Take the 2-minute tour ×
Stack Overflow is a question and answer site for professional and enthusiast programmers. It's 100% free, no registration required.

I have this C++ file:

#include <iostream>

int main(int argc, char *argv[]) {
    std::cout << "Hello world!\n";
    return 0;
}

After compiling with g++ I get a 913KiB big executable. I was astonished, because I thought g++ would be smart enough to not include any code or data not used by the program from the STL.

Next I used UPX with these settings: upx --overlay=strip.
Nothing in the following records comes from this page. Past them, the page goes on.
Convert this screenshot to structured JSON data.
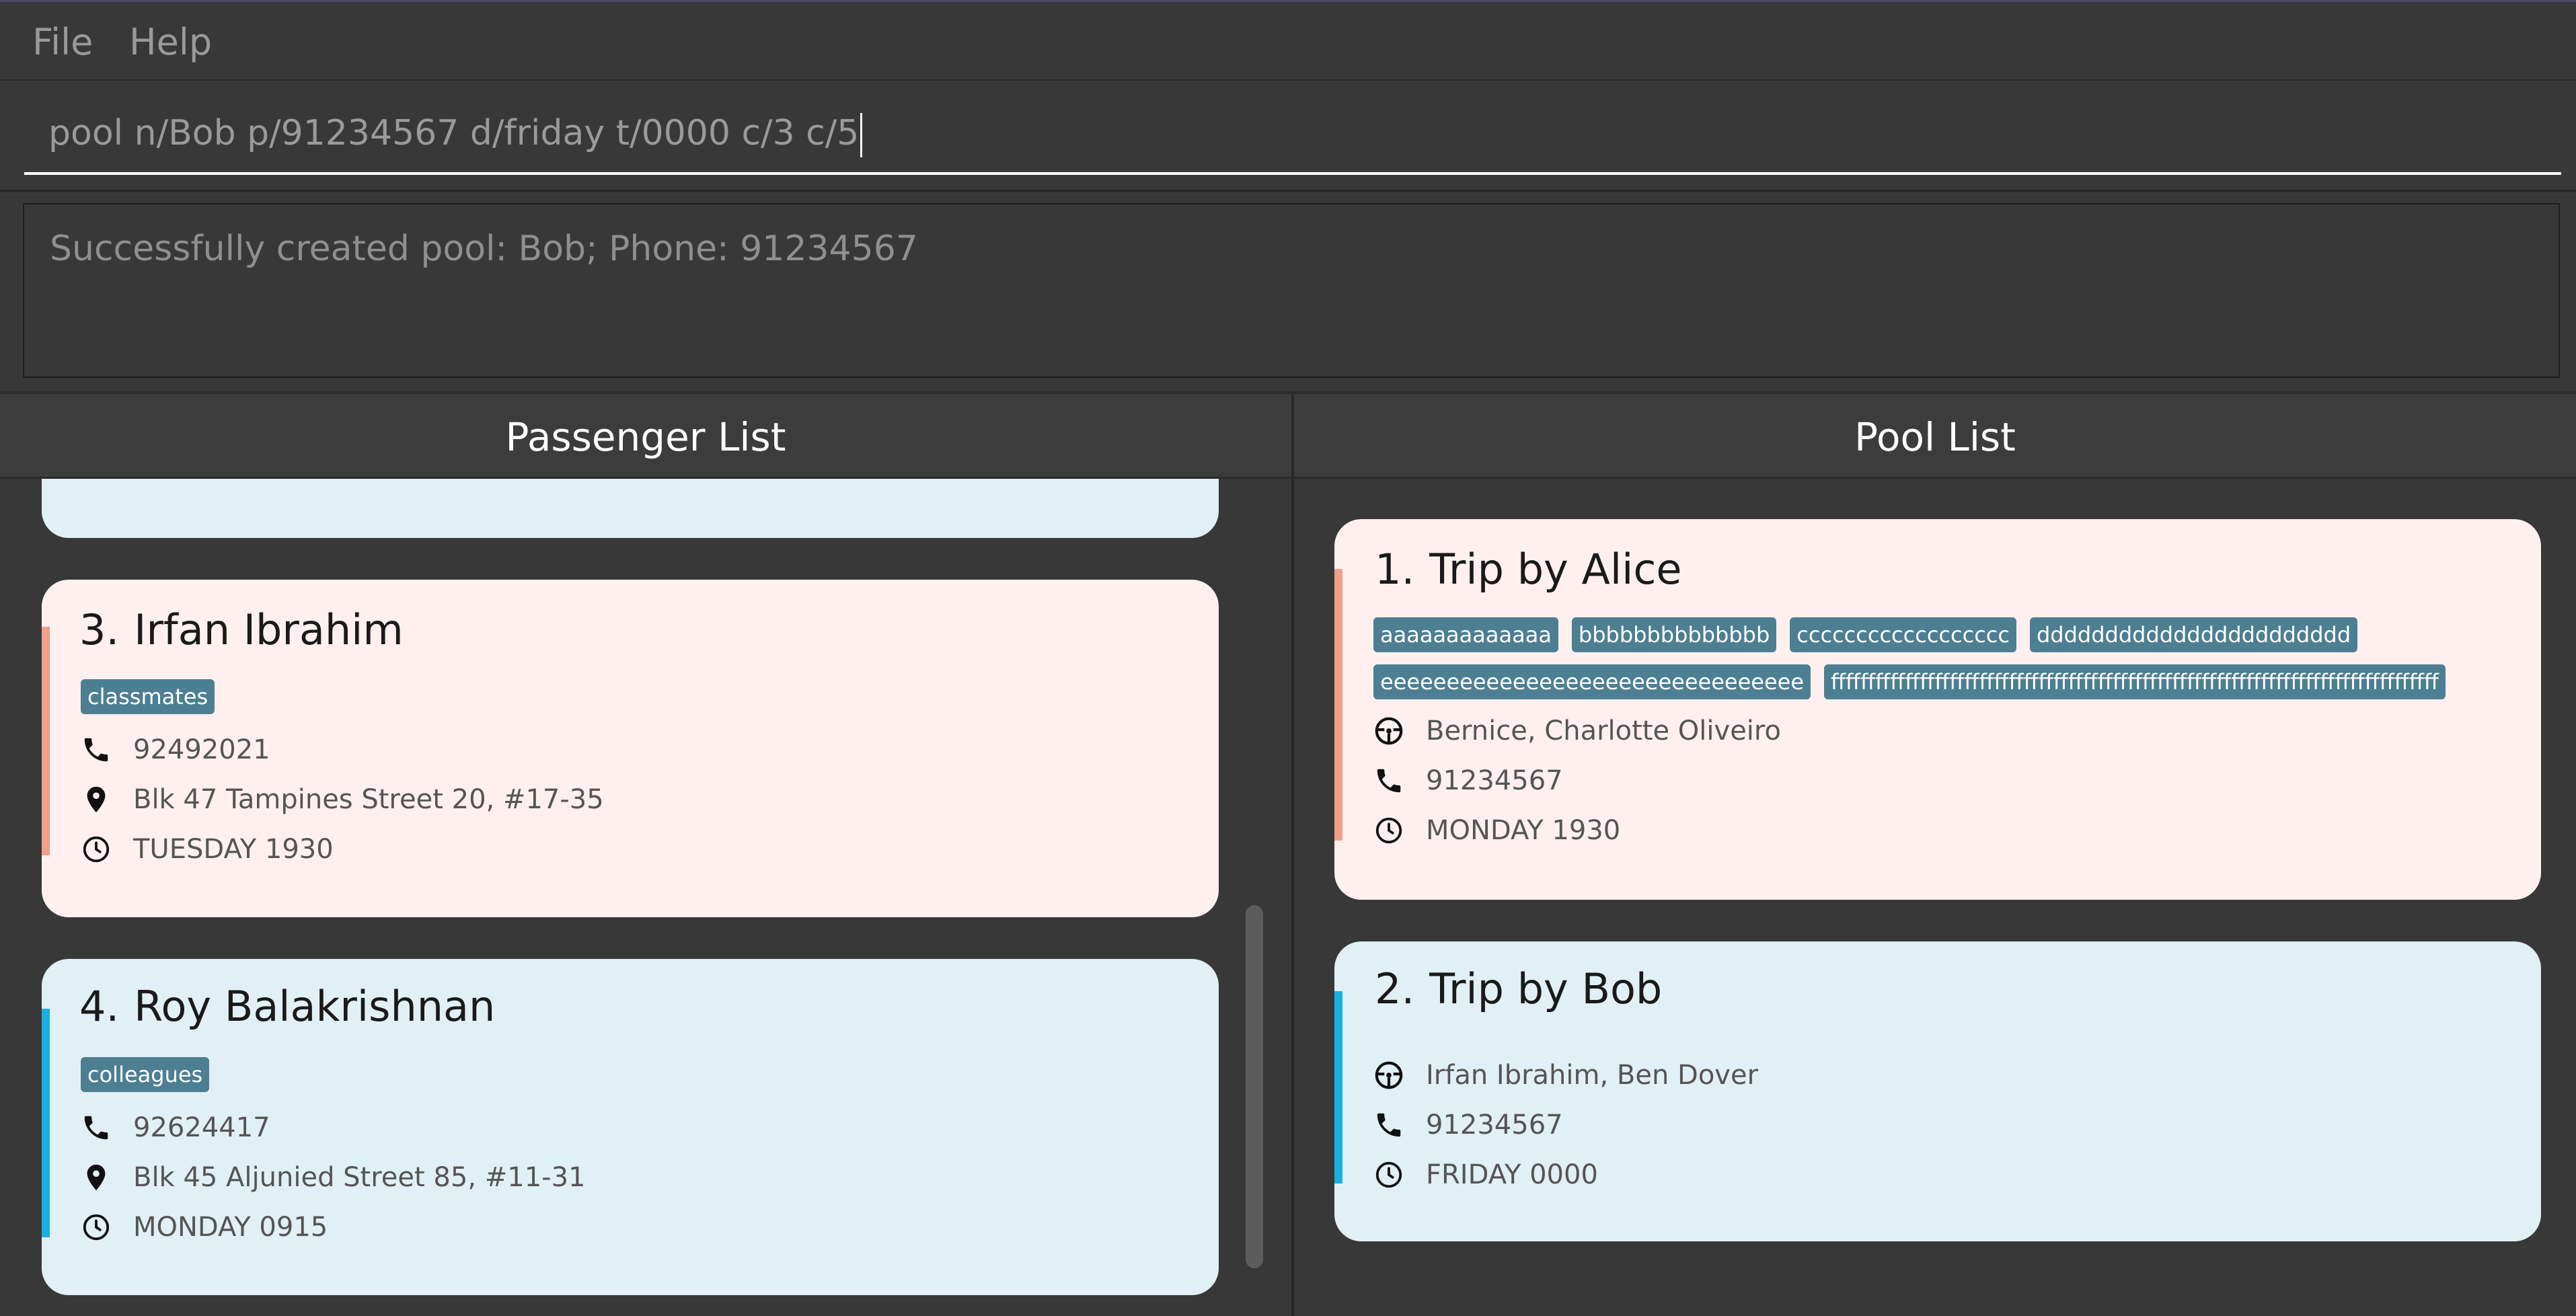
{
  "menu": {
    "file": "File",
    "help": "Help"
  },
  "command": {
    "value": "pool n/Bob p/91234567 d/friday t/0000 c/3 c/5"
  },
  "result": {
    "text": "Successfully created pool: Bob; Phone: 91234567"
  },
  "panels": {
    "passenger_header": "Passenger List",
    "pool_header": "Pool List"
  },
  "passengers": [
    {
      "index": "3.",
      "name": "Irfan Ibrahim",
      "tag": "classmates",
      "phone": "92492021",
      "address": "Blk 47 Tampines Street 20, #17-35",
      "time": "TUESDAY 1930"
    },
    {
      "index": "4.",
      "name": "Roy Balakrishnan",
      "tag": "colleagues",
      "phone": "92624417",
      "address": "Blk 45 Aljunied Street 85, #11-31",
      "time": "MONDAY 0915"
    }
  ],
  "pools": [
    {
      "index": "1.",
      "title": "Trip by Alice",
      "tags": [
        "aaaaaaaaaaaaa",
        "bbbbbbbbbbbbbb",
        "cccccccccccccccccc",
        "ddddddddddddddddddddddd",
        "eeeeeeeeeeeeeeeeeeeeeeeeeeeeeeee",
        "ffffffffffffffffffffffffffffffffffffffffffffffffffffffffffffffffffffffffffffffffff"
      ],
      "passengers": "Bernice, Charlotte Oliveiro",
      "phone": "91234567",
      "time": "MONDAY 1930"
    },
    {
      "index": "2.",
      "title": "Trip by Bob",
      "passengers": "Irfan Ibrahim, Ben Dover",
      "phone": "91234567",
      "time": "FRIDAY 0000"
    }
  ],
  "colors": {
    "card_pink": "#fff0ef",
    "card_blue": "#e1f0f5",
    "accent_pink": "#f0a08a",
    "accent_blue": "#1ab0e0",
    "tag_bg": "#4d7f92"
  },
  "icons": {
    "phone": "phone-icon",
    "address": "map-pin-icon",
    "time": "clock-icon",
    "driver": "steering-wheel-icon"
  }
}
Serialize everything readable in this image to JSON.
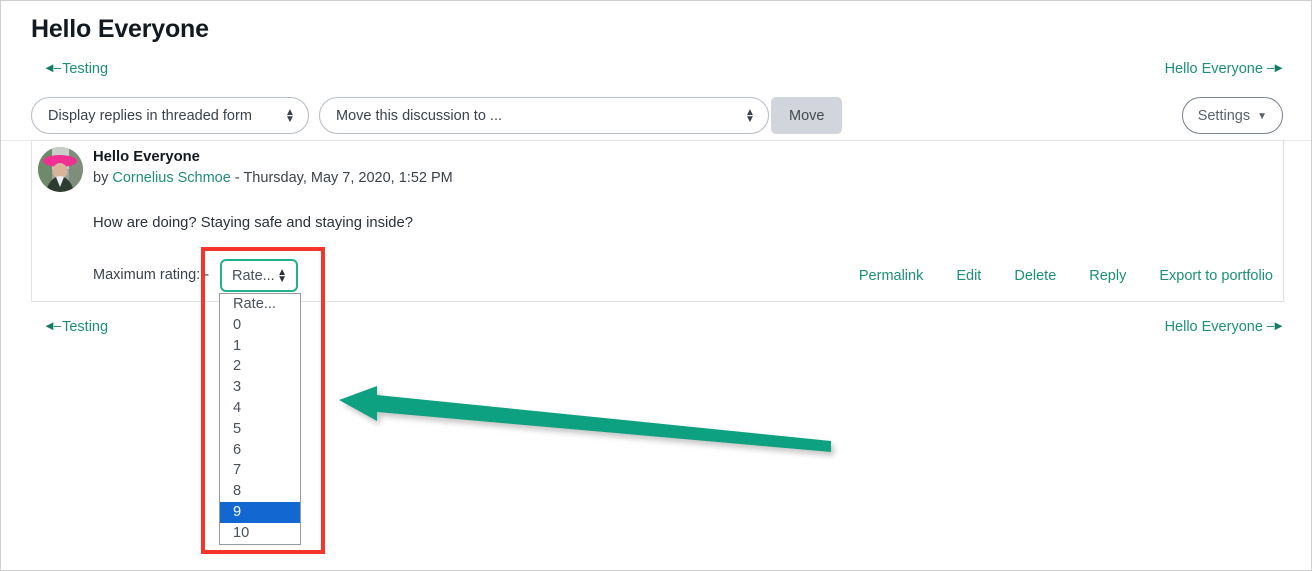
{
  "page": {
    "title": "Hello Everyone"
  },
  "nav_top": {
    "prev_label": "Testing",
    "prev_icon": "arrow-left-icon",
    "next_label": "Hello Everyone",
    "next_icon": "arrow-right-icon"
  },
  "nav_bottom": {
    "prev_label": "Testing",
    "prev_icon": "arrow-left-icon",
    "next_label": "Hello Everyone",
    "next_icon": "arrow-right-icon"
  },
  "toolbar": {
    "display_mode_value": "Display replies in threaded form",
    "display_mode_options": [
      "Display replies in threaded form"
    ],
    "move_discussion_value": "Move this discussion to ...",
    "move_discussion_options": [
      "Move this discussion to ..."
    ],
    "move_button_label": "Move",
    "settings_label": "Settings",
    "settings_icon": "chevron-down-icon"
  },
  "post": {
    "avatar_icon": "user-avatar",
    "subject": "Hello Everyone",
    "byline_prefix": "by ",
    "author": "Cornelius Schmoe",
    "byline_separator": " - ",
    "timestamp": "Thursday, May 7, 2020, 1:52 PM",
    "body": "How are doing? Staying safe and staying inside?",
    "rating_label": "Maximum rating: -",
    "links": [
      "Permalink",
      "Edit",
      "Delete",
      "Reply",
      "Export to portfolio"
    ]
  },
  "rating_select": {
    "value": "Rate...",
    "caret_icon": "updown-caret-icon",
    "options": [
      "Rate...",
      "0",
      "1",
      "2",
      "3",
      "4",
      "5",
      "6",
      "7",
      "8",
      "9",
      "10"
    ],
    "highlighted_option": "9"
  },
  "annotations": {
    "highlight_box_color": "#f5352b",
    "arrow_color": "#16a085",
    "arrow_icon": "arrow-left-annotation"
  },
  "colors": {
    "link": "#1d8f78",
    "focus_ring": "#22b18c",
    "selected_option": "#1367d1",
    "move_button_bg": "#d2d6dc"
  }
}
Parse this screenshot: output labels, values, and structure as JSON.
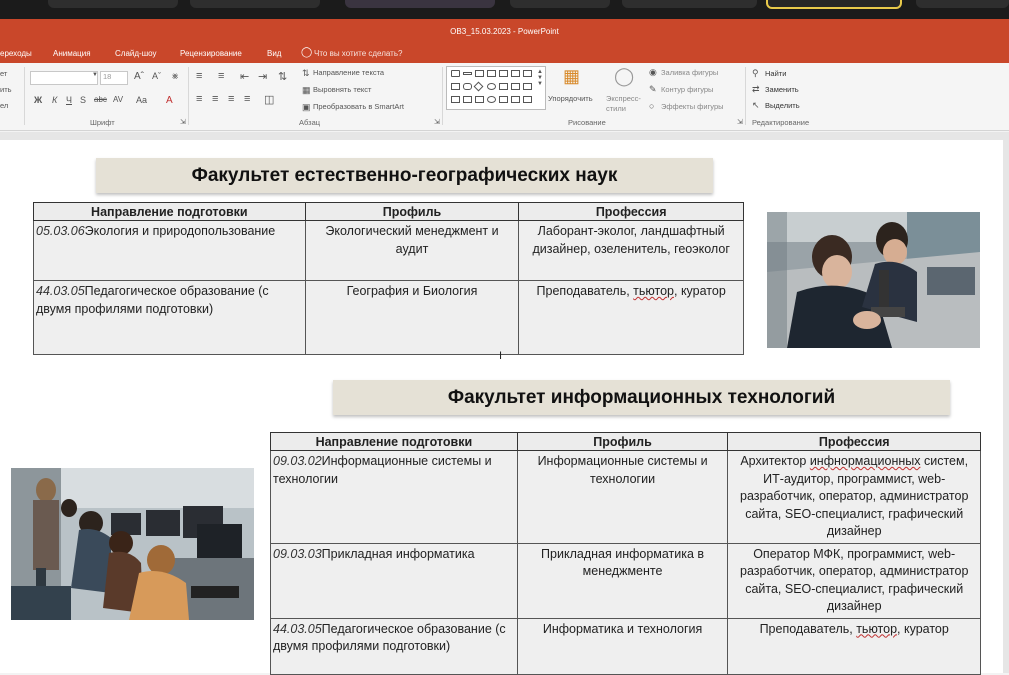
{
  "window": {
    "title": "ОВЗ_15.03.2023 - PowerPoint"
  },
  "menu": [
    "ереходы",
    "Анимация",
    "Слайд-шоу",
    "Рецензирование",
    "Вид",
    "Что вы хотите сделать?"
  ],
  "ribbon": {
    "font_group_label": "Шрифт",
    "paragraph_group_label": "Абзац",
    "drawing_group_label": "Рисование",
    "editing_group_label": "Редактирование",
    "font_size": "18",
    "left_cut": [
      "ет",
      "ить",
      "ел"
    ],
    "text_direction": "Направление текста",
    "align_text": "Выровнять текст",
    "convert_smartart": "Преобразовать в SmartArt",
    "arrange": "Упорядочить",
    "quick_styles": "Экспресс-стили",
    "shape_fill": "Заливка фигуры",
    "shape_outline": "Контур фигуры",
    "shape_effects": "Эффекты фигуры",
    "find": "Найти",
    "replace": "Заменить",
    "select": "Выделить",
    "font_buttons": [
      "Ж",
      "К",
      "Ч",
      "S",
      "abc",
      "AV",
      "Aa",
      "A"
    ]
  },
  "slide": {
    "section1": {
      "title": "Факультет естественно-географических наук",
      "headers": [
        "Направление подготовки",
        "Профиль",
        "Профессия"
      ],
      "rows": [
        {
          "code": "05.03.06",
          "direction": "Экология и природопользование",
          "profile": "Экологический менеджмент и аудит",
          "profession": "Лаборант-эколог, ландшафтный дизайнер, озеленитель, геоэколог"
        },
        {
          "code": "44.03.05",
          "direction": "Педагогическое образование (с двумя профилями подготовки)",
          "profile": "География и Биология",
          "profession_a": "Преподаватель, ",
          "profession_u": "тьютор",
          "profession_b": ", куратор"
        }
      ]
    },
    "section2": {
      "title": "Факультет информационных технологий",
      "headers": [
        "Направление подготовки",
        "Профиль",
        "Профессия"
      ],
      "rows": [
        {
          "code": "09.03.02",
          "direction": "Информационные системы и технологии",
          "profile": "Информационные системы и технологии",
          "profession_a": "Архитектор ",
          "profession_u": "инфнормационных",
          "profession_b": " систем, ИТ-аудитор, программист, web-разработчик, оператор, администратор сайта, SEO-специалист, графический дизайнер"
        },
        {
          "code": "09.03.03",
          "direction": "Прикладная информатика",
          "profile": "Прикладная информатика в менеджменте",
          "profession": "Оператор МФК, программист, web-разработчик, оператор, администратор сайта, SEO-специалист, графический дизайнер"
        },
        {
          "code": "44.03.05",
          "direction": "Педагогическое образование (с двумя профилями подготовки)",
          "profile": "Информатика и технология",
          "profession_a": "Преподаватель, ",
          "profession_u": "тьютор",
          "profession_b": ", куратор"
        }
      ]
    }
  }
}
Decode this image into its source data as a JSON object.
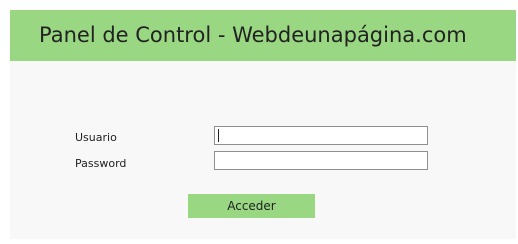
{
  "app": {
    "title": "Panel de Control - Webdeunapágina.com"
  },
  "form": {
    "usuario_label": "Usuario",
    "usuario_value": "",
    "password_label": "Password",
    "password_value": "",
    "submit_label": "Acceder"
  },
  "colors": {
    "header_bg": "#99d782",
    "button_bg": "#99d782",
    "panel_bg": "#f8f8f8",
    "text": "#222222",
    "field_border": "#8f8f8f"
  }
}
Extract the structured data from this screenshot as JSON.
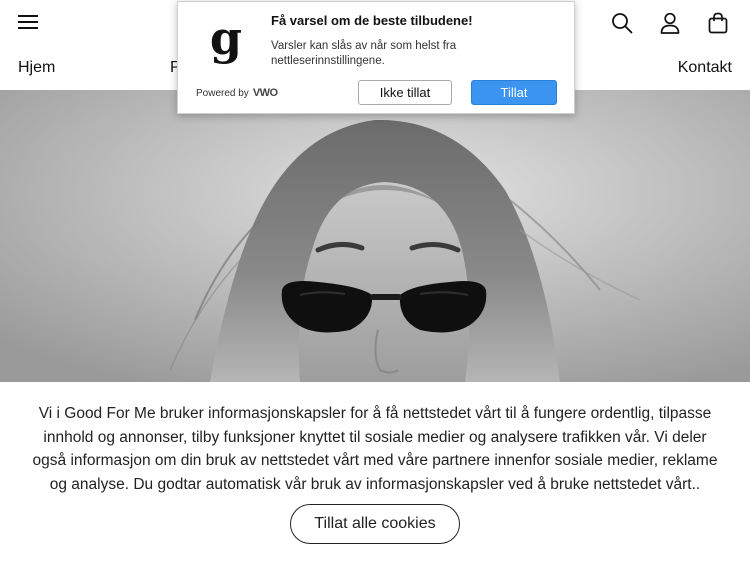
{
  "header": {
    "menu_icon": "hamburger-menu-icon",
    "search_icon": "search-icon",
    "account_icon": "user-icon",
    "cart_icon": "shopping-bag-icon"
  },
  "nav": {
    "items": [
      "Hjem",
      "P",
      "Kontakt"
    ]
  },
  "hero": {
    "image": "black-and-white-portrait-woman-sunglasses"
  },
  "push_prompt": {
    "logo_letter": "g",
    "title": "Få varsel om de beste tilbudene!",
    "description": "Varsler kan slås av når som helst fra nettleserinnstillingene.",
    "powered_by": "Powered by",
    "powered_brand": "VWO",
    "deny_label": "Ikke tillat",
    "allow_label": "Tillat",
    "allow_color": "#3b94f0"
  },
  "cookie_banner": {
    "text": "Vi i Good For Me bruker informasjonskapsler for å få nettstedet vårt til å fungere ordentlig, tilpasse innhold og annonser, tilby funksjoner knyttet til sosiale medier og analysere trafikken vår. Vi deler også informasjon om din bruk av nettstedet vårt med våre partnere innenfor sosiale medier, reklame og analyse. Du godtar automatisk vår bruk av informasjonskapsler ved å bruke nettstedet vårt..",
    "accept_label": "Tillat alle cookies"
  }
}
After this the executable size was reduced to 142KiB, a reduction of 85% with no speed penalty (I tested this with more complex, mathematical programs).

According to the upx man page:

An "overlay" means auxillary data atached after the logical end of an executable, and it often contains application specific data (this is a common practice to avoid an extra data file, though it would be better to use resource sections).

I couldn't find any info that was more specific and was left with the following questions:

- What exactly is this overlay?

- Is it safe to strip?

- If yes, why doesn't g++ do it, even with -Os?

Contextual information:

  • Windows 7 Home Premium SP1 64 bit
  • MinGW installed with TDM-GCC
  • g++ version 4.5.2
  • Compiling with g++ -Os test.cpp
share|improve this question
    
Note that TDM-GCC excels at incompatibility with the official/unpatched toolchains released by the MinGW(-w64) projects themselves. (different commandline options, incompatible ABI-breaking patches, etc...) –  rubenvb Sep 26 '11 at 15:19

1 Answer 1

up vote 2 down vote accepted

-Os optimises the generated code for size, it doesn't say anything about other non-code segments in the executable file.

Did you try the -s linker option to strip debug symbols, suggested here?

share|improve this answer
    
it's actually -Wl,-s to be completely correct. –  rubenvb Sep 26 '11 at 15:08
    
This does bring the original executable down to 466KiB, but UPX can still bring that further down to 133KiB by stripping "overlay", so this doesn't really answer my question. –  orlp Sep 26 '11 at 15:22
1  
Are you sure UPX is only stripping overlay, or is it also doing whatever magical compression it usually does? –  Useless Sep 26 '11 at 15:27
    
@Useless: Oh I'm such an idiot. The -s option actually accounts for the --overlay=strip, the rest is indeed compression. I'll accept this answer. –  orlp Sep 26 '11 at 15:31
    
That UPX tool looks interesting though, so thanks for bringing it to my attention. –  Useless Sep 26 '11 at 15:32

Your Answer

 
discard

By posting your answer, you agree to the privacy policy and terms of service.

Not the answer you're looking for? Browse other questions tagged or ask your own question.